Work to be completed: Below are records; count how many of their lines contain the string "true", and give only that number.

(Stored items)

══════════════════════════════

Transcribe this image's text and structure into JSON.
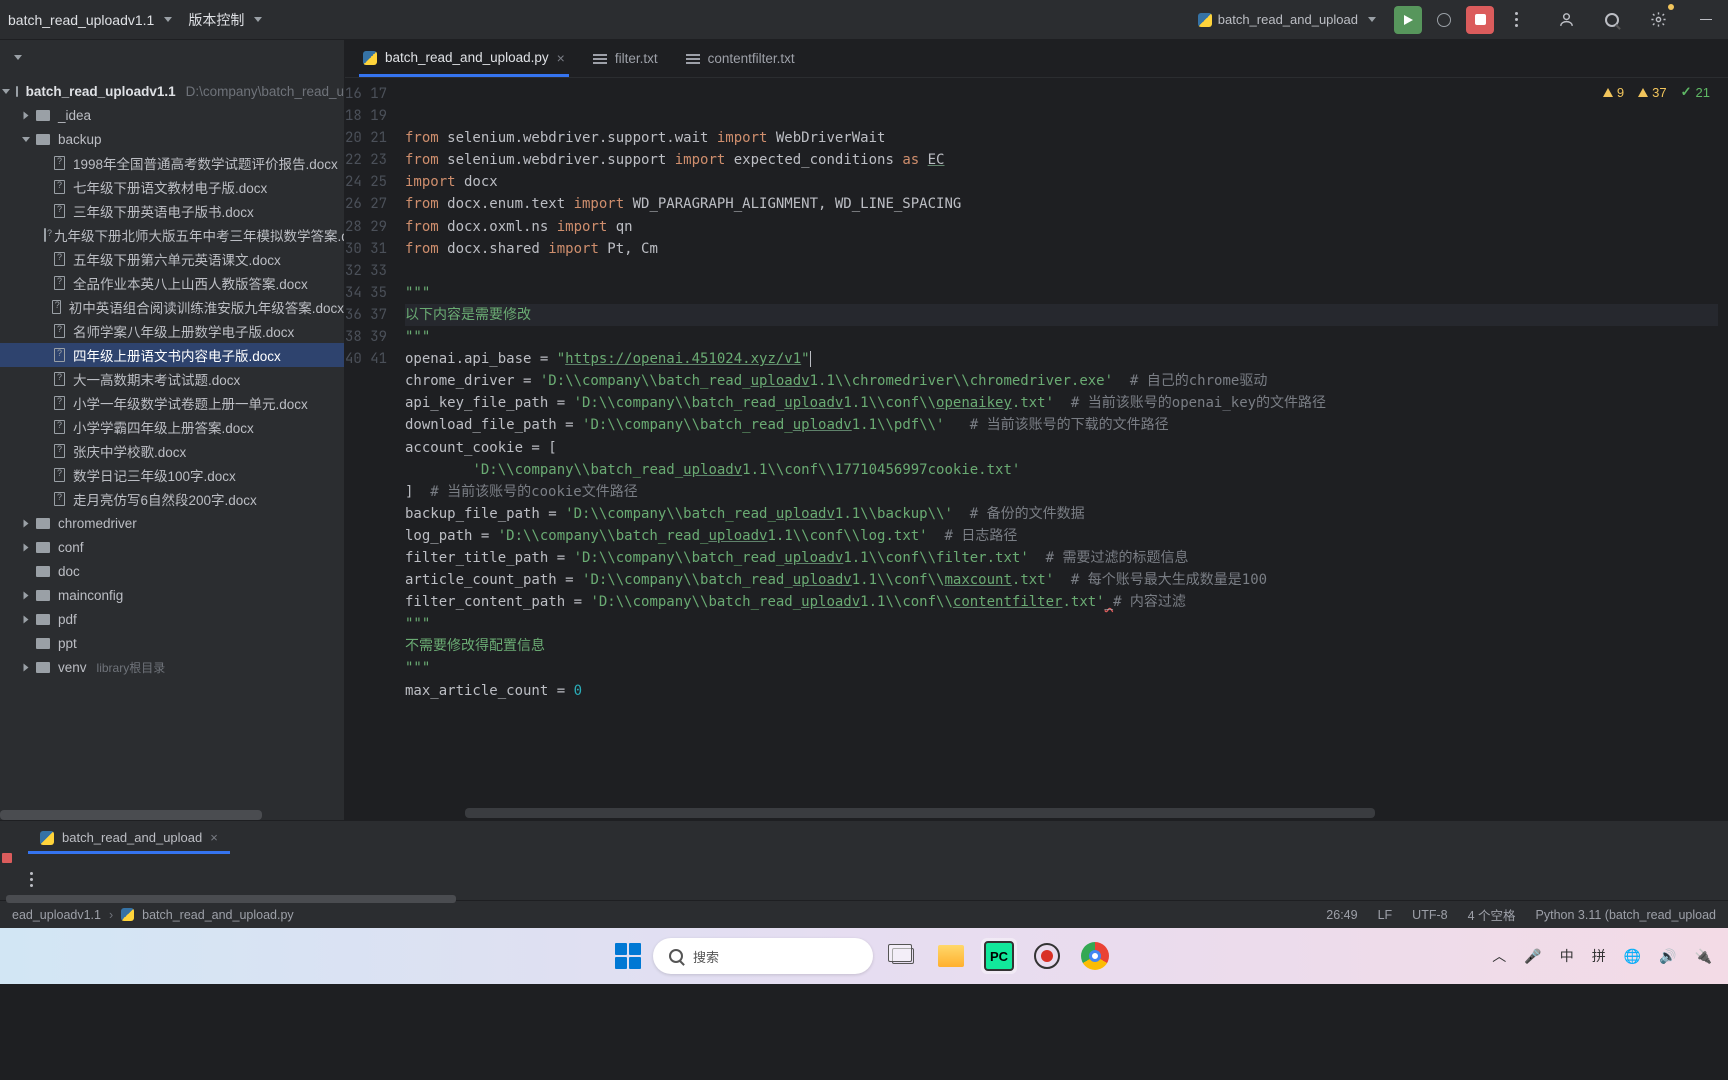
{
  "topbar": {
    "project": "batch_read_uploadv1.1",
    "vcs": "版本控制",
    "run_config": "batch_read_and_upload"
  },
  "sidebar": {
    "root": "batch_read_uploadv1.1",
    "root_path": "D:\\company\\batch_read_u",
    "tree": [
      {
        "lvl": 1,
        "exp": false,
        "type": "folder",
        "name": "_idea"
      },
      {
        "lvl": 1,
        "exp": true,
        "type": "folder",
        "name": "backup"
      },
      {
        "lvl": 2,
        "type": "doc",
        "name": "1998年全国普通高考数学试题评价报告.docx"
      },
      {
        "lvl": 2,
        "type": "doc",
        "name": "七年级下册语文教材电子版.docx"
      },
      {
        "lvl": 2,
        "type": "doc",
        "name": "三年级下册英语电子版书.docx"
      },
      {
        "lvl": 2,
        "type": "doc",
        "name": "九年级下册北师大版五年中考三年模拟数学答案.do"
      },
      {
        "lvl": 2,
        "type": "doc",
        "name": "五年级下册第六单元英语课文.docx"
      },
      {
        "lvl": 2,
        "type": "doc",
        "name": "全品作业本英八上山西人教版答案.docx"
      },
      {
        "lvl": 2,
        "type": "doc",
        "name": "初中英语组合阅读训练淮安版九年级答案.docx"
      },
      {
        "lvl": 2,
        "type": "doc",
        "name": "名师学案八年级上册数学电子版.docx"
      },
      {
        "lvl": 2,
        "type": "doc",
        "name": "四年级上册语文书内容电子版.docx",
        "sel": true
      },
      {
        "lvl": 2,
        "type": "doc",
        "name": "大一高数期末考试试题.docx"
      },
      {
        "lvl": 2,
        "type": "doc",
        "name": "小学一年级数学试卷题上册一单元.docx"
      },
      {
        "lvl": 2,
        "type": "doc",
        "name": "小学学霸四年级上册答案.docx"
      },
      {
        "lvl": 2,
        "type": "doc",
        "name": "张庆中学校歌.docx"
      },
      {
        "lvl": 2,
        "type": "doc",
        "name": "数学日记三年级100字.docx"
      },
      {
        "lvl": 2,
        "type": "doc",
        "name": "走月亮仿写6自然段200字.docx"
      },
      {
        "lvl": 1,
        "exp": false,
        "type": "folder",
        "name": "chromedriver"
      },
      {
        "lvl": 1,
        "exp": false,
        "type": "folder",
        "name": "conf"
      },
      {
        "lvl": 1,
        "type": "folder",
        "name": "doc"
      },
      {
        "lvl": 1,
        "exp": false,
        "type": "folder",
        "name": "mainconfig"
      },
      {
        "lvl": 1,
        "exp": false,
        "type": "folder",
        "name": "pdf"
      },
      {
        "lvl": 1,
        "type": "folder",
        "name": "ppt"
      },
      {
        "lvl": 1,
        "exp": false,
        "type": "folder",
        "name": "venv",
        "hint": "library根目录"
      }
    ]
  },
  "tabs": [
    {
      "name": "batch_read_and_upload.py",
      "icon": "py",
      "active": true,
      "close": true
    },
    {
      "name": "filter.txt",
      "icon": "txt"
    },
    {
      "name": "contentfilter.txt",
      "icon": "txt"
    }
  ],
  "inspect": {
    "errors": "9",
    "warnings": "37",
    "ok": "21"
  },
  "gutter_start": 16,
  "gutter_count": 26,
  "bottom_tab": "batch_read_and_upload",
  "breadcrumb": {
    "a": "ead_uploadv1.1",
    "b": "batch_read_and_upload.py"
  },
  "status": {
    "pos": "26:49",
    "le": "LF",
    "enc": "UTF-8",
    "indent": "4 个空格",
    "py": "Python 3.11 (batch_read_upload"
  },
  "taskbar": {
    "search": "搜索",
    "ime1": "中",
    "ime2": "拼"
  },
  "code": {
    "l16": {
      "pre": "from",
      "a": " selenium.webdriver.support.wait ",
      "imp": "import",
      "b": " WebDriverWait"
    },
    "l17": {
      "pre": "from",
      "a": " selenium.webdriver.support ",
      "imp": "import",
      "b": " expected_conditions ",
      "as": "as",
      "c": " ",
      "ec": "EC"
    },
    "l18": {
      "imp": "import",
      "a": " docx"
    },
    "l19": {
      "pre": "from",
      "a": " docx.enum.text ",
      "imp": "import",
      "b": " WD_PARAGRAPH_ALIGNMENT, WD_LINE_SPACING"
    },
    "l20": {
      "pre": "from",
      "a": " docx.oxml.ns ",
      "imp": "import",
      "b": " qn"
    },
    "l21": {
      "pre": "from",
      "a": " docx.shared ",
      "imp": "import",
      "b": " Pt, Cm"
    },
    "l23": "\"\"\"",
    "l24": "以下内容是需要修改",
    "l25": "\"\"\"",
    "l26": {
      "a": "openai.api_base = ",
      "s": "\"",
      "u": "https://openai.451024.xyz/v1",
      "e": "\""
    },
    "l27": {
      "a": "chrome_driver = ",
      "s": "'D:\\\\company\\\\batch_read_",
      "u": "uploadv",
      "s2": "1.1\\\\chromedriver\\\\chromedriver.exe'",
      "c": "  # 自己的chrome驱动"
    },
    "l28": {
      "a": "api_key_file_path = ",
      "s": "'D:\\\\company\\\\batch_read_",
      "u": "uploadv",
      "s2": "1.1\\\\conf\\\\",
      "u2": "openaikey",
      "s3": ".txt'",
      "c": "  # 当前该账号的openai_key的文件路径"
    },
    "l29": {
      "a": "download_file_path = ",
      "s": "'D:\\\\company\\\\batch_read_",
      "u": "uploadv",
      "s2": "1.1\\\\pdf\\\\'",
      "c": "   # 当前该账号的下载的文件路径"
    },
    "l30": "account_cookie = [",
    "l31": {
      "pad": "        ",
      "s": "'D:\\\\company\\\\batch_read_",
      "u": "uploadv",
      "s2": "1.1\\\\conf\\\\17710456997cookie.txt'"
    },
    "l32": {
      "a": "]  ",
      "c": "# 当前该账号的cookie文件路径"
    },
    "l33": {
      "a": "backup_file_path = ",
      "s": "'D:\\\\company\\\\batch_read_",
      "u": "uploadv",
      "s2": "1.1\\\\backup\\\\'",
      "c": "  # 备份的文件数据"
    },
    "l34": {
      "a": "log_path = ",
      "s": "'D:\\\\company\\\\batch_read_",
      "u": "uploadv",
      "s2": "1.1\\\\conf\\\\log.txt'",
      "c": "  # 日志路径"
    },
    "l35": {
      "a": "filter_title_path = ",
      "s": "'D:\\\\company\\\\batch_read_",
      "u": "uploadv",
      "s2": "1.1\\\\conf\\\\filter.txt'",
      "c": "  # 需要过滤的标题信息"
    },
    "l36": {
      "a": "article_count_path = ",
      "s": "'D:\\\\company\\\\batch_read_",
      "u": "uploadv",
      "s2": "1.1\\\\conf\\\\",
      "u2": "maxcount",
      "s3": ".txt'",
      "c": "  # 每个账号最大生成数量是100"
    },
    "l37": {
      "a": "filter_content_path = ",
      "s": "'D:\\\\company\\\\batch_read_",
      "u": "uploadv",
      "s2": "1.1\\\\conf\\\\",
      "u2": "contentfilter",
      "s3": ".txt'",
      "w": "_",
      "c": "# 内容过滤"
    },
    "l38": "\"\"\"",
    "l39": "不需要修改得配置信息",
    "l40": "\"\"\"",
    "l41": {
      "a": "max_article_count = ",
      "n": "0"
    }
  }
}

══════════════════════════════

Result of this exercise: 4